    Service Port
    field, type
    *
    or select
    * All Ports
    from the list.
  7. From the
    Configuration
    list, select
    Advanced
    .
  8. From the
    Protocol
    list, select
    * All Protocols
    .
  9. For the
    LSN Pool
    setting, select the pool that this server will draw on for translation addresses.
  10. For the
    Address Translation
    setting, select the
    Enabled
    check box to enable address translation.
  11. For the
    Port Translation
    setting, clear the
    Enabled
    check box.
  12. For the
    NAT64
    setting, select the
    Enabled
    check box.
  13. In the Resources area of the screen, for the
    iRules
    setting, select the name of the iRule that you want to assign and using the Move button, move the name from the
    Available
    list to the
    Enabled
    list.
  14. Click
    Finished
    .
The custom CGNAT NAT64 virtual server now appears in the CGNAT Virtual Servers list.

Configuring an ALG profile

An ALG profile provides the CGNAT module with protocol and service information to make specified packet modifications to the IP and TCP/UDP headers, as well as the payload during translation.
Edit only copies of the included ALG profiles to avoid unwanted propagation of settings to other profiles that use the included profiles as parents.
  1. On the Main tab, click
    Carrier Grade NAT
    ALG Profiles
    .
  2. In the ALG Profiles menu, click an ALG profile.
  3. Click
    Create
    .
    The New Profile screen opens.
  4. Type a name for the new profile.
  5. From the
    Parent Profile
    list, ensure that the correct parent profile is selected as the new profile.
  6. Select the
    Custom
    check box on the right.
  7. Configure the profile settings.
  8. Click
    Finished
    to save the new ALG profile.
You now have an ALG profile for use by CGNAT.

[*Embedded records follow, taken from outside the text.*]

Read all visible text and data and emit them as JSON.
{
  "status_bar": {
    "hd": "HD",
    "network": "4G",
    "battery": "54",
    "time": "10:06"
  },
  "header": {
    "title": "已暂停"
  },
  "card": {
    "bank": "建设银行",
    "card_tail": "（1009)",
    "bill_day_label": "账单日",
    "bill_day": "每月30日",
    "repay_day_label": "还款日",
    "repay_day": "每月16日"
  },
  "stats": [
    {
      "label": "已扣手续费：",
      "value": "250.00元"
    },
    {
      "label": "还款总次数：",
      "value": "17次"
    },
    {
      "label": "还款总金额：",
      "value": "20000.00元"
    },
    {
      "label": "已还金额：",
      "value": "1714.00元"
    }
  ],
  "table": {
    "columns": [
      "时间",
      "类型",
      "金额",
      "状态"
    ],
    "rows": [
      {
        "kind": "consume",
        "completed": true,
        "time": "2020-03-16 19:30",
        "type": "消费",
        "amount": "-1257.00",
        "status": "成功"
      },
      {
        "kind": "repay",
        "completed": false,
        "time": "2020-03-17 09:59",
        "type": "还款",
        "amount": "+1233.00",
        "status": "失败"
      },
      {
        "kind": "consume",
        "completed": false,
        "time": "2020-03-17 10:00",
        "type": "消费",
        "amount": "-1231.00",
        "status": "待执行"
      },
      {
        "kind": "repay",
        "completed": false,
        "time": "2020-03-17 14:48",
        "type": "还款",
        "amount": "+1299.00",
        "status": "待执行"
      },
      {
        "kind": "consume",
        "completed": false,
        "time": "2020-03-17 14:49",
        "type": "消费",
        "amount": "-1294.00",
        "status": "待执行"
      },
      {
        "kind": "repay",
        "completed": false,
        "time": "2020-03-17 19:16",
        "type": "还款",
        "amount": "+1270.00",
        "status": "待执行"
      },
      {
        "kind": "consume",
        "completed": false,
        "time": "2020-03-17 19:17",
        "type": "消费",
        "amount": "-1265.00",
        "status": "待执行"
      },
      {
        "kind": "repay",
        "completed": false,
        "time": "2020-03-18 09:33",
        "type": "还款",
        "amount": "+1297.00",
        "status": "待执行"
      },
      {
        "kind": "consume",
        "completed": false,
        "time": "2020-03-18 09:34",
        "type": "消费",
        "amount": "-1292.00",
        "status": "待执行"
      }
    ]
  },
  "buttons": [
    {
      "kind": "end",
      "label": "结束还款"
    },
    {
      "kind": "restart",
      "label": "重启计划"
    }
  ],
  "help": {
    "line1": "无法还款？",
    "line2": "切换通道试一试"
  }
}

Configuring a CGNAT iRule

You create iRules to automate traffic forwarding for XML content-based routing. When a match occurs, an iRule event is triggered, and the iRule directs the individual request to an LSN pool, a node, or virtual server.
  1. On the Main tab, click
    Carrier Grade NAT
    iRules
    .
    The iRule List screen opens.
  2. Click
    Create
    .
  3. In the
    Name
    field, type a 1 to 31 character name, such as
    cgn_https_redirect_iRule
    .
  4. In the
    Definition
    field, type the syntax for the iRule using Tool Command Language (Tcl) syntax.
    For complete and detailed information about iRules syntax, see the F5 Networks DevCentral web site (
    http://devcentral.f5.com
    ).
  5. Click
    Finished
    .
You now have an iRule to use with a CGNAT virtual server.